[EXERCISE DATA]

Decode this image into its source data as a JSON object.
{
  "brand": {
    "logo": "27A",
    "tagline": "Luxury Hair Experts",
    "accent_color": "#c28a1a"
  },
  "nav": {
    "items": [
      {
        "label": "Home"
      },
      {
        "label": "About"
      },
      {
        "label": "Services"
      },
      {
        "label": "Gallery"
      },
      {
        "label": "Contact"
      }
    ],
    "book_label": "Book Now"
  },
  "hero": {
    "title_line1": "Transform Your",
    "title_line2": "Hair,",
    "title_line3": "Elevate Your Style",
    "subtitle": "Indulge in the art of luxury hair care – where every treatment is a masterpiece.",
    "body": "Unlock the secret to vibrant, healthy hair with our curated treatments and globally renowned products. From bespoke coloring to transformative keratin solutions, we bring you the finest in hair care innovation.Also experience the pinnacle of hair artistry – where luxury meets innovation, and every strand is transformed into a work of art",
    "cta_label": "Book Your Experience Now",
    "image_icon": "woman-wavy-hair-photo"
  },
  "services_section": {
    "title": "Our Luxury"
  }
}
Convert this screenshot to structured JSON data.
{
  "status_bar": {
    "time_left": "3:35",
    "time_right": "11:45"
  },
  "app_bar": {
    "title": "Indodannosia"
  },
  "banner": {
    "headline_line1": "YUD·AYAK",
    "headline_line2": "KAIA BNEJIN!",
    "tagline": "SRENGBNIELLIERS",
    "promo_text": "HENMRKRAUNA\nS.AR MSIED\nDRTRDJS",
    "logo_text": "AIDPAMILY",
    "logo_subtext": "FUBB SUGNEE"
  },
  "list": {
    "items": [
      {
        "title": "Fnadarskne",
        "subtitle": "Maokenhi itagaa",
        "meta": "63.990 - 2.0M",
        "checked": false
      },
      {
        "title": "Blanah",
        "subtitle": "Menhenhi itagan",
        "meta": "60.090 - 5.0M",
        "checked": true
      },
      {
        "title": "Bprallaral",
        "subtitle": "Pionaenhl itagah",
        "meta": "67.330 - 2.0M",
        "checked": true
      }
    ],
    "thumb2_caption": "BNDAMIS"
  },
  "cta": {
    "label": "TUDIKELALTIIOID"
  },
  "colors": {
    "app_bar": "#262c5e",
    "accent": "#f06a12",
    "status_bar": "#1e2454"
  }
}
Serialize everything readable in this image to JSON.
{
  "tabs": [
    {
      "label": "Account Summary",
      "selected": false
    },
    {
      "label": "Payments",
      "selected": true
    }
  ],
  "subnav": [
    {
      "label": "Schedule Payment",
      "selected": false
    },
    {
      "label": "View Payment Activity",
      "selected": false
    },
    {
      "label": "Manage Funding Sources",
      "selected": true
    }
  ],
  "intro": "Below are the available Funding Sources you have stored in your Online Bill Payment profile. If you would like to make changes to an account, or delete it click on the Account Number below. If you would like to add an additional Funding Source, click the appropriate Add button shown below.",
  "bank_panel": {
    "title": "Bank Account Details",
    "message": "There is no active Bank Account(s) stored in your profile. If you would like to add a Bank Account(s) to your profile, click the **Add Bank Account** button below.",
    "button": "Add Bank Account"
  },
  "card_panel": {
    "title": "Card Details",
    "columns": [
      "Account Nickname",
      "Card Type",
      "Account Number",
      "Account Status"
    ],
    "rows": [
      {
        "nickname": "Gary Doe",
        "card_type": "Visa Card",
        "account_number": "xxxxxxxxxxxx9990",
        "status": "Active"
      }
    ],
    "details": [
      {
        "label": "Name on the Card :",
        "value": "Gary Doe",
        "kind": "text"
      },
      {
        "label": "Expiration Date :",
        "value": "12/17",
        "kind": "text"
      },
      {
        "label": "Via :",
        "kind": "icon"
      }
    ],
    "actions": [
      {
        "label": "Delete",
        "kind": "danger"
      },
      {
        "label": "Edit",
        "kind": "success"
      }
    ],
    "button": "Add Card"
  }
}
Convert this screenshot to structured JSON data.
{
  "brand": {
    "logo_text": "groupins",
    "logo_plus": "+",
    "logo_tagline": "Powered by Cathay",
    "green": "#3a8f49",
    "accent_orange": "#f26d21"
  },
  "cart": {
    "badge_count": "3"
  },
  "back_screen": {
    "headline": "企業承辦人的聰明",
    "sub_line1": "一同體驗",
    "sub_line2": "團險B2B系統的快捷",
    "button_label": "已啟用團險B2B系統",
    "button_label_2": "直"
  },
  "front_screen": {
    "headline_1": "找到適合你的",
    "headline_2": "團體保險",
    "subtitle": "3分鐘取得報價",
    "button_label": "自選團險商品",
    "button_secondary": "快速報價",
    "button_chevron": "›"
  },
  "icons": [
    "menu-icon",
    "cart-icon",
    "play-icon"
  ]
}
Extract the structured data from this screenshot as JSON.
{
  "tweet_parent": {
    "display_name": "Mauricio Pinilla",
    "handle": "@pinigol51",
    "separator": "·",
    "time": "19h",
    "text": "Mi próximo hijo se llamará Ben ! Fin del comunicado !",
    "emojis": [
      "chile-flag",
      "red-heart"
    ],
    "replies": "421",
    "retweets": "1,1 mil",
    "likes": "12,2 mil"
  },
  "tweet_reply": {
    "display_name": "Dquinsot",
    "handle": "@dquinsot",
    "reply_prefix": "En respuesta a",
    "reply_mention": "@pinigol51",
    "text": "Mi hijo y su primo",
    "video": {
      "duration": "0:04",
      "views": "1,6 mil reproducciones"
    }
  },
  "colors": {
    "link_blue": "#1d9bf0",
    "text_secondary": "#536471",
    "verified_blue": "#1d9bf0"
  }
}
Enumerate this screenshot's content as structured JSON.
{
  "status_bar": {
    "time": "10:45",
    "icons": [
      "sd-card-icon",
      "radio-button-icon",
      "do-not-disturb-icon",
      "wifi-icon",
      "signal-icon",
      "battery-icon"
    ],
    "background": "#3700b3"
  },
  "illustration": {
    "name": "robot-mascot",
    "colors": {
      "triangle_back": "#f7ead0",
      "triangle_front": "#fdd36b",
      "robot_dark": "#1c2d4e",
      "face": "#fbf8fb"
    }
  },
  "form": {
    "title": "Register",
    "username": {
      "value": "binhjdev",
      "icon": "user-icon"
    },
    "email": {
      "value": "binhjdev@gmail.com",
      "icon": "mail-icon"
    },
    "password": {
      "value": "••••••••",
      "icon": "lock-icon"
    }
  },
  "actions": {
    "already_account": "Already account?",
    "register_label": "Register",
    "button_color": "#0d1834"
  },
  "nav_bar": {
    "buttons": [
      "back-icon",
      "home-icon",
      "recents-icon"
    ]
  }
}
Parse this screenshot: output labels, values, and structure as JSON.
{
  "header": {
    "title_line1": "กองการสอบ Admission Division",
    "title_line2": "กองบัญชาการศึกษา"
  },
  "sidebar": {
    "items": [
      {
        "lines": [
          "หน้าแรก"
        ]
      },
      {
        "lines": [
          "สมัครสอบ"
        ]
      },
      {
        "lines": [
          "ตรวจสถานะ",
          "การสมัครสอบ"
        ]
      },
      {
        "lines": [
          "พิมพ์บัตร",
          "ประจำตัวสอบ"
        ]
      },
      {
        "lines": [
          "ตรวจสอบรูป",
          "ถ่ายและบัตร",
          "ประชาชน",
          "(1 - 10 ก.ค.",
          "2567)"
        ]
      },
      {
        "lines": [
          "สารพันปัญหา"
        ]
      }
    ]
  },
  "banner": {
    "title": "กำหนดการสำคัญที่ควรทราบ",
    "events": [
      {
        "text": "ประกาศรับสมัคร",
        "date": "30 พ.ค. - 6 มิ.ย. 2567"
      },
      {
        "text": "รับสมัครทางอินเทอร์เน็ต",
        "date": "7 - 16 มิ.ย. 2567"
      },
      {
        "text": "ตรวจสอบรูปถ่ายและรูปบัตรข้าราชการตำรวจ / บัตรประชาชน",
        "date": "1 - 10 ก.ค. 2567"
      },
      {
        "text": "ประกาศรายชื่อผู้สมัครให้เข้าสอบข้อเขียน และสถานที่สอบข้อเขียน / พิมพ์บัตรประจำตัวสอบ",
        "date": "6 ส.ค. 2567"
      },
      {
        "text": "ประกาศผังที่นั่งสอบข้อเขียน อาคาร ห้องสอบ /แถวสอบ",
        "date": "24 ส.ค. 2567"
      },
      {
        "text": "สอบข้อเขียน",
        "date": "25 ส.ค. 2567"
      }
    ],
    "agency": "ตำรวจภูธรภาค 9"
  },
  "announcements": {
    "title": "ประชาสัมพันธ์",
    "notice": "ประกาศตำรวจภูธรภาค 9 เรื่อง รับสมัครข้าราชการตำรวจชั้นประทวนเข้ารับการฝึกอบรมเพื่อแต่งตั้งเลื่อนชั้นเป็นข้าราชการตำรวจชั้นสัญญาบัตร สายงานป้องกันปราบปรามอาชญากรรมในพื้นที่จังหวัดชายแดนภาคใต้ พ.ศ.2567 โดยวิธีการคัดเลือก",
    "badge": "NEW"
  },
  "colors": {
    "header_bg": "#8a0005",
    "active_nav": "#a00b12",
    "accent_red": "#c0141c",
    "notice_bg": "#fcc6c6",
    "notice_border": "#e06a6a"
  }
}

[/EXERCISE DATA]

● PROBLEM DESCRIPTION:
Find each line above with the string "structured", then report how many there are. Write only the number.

● SOLUTION TO THE PROBLEM:
4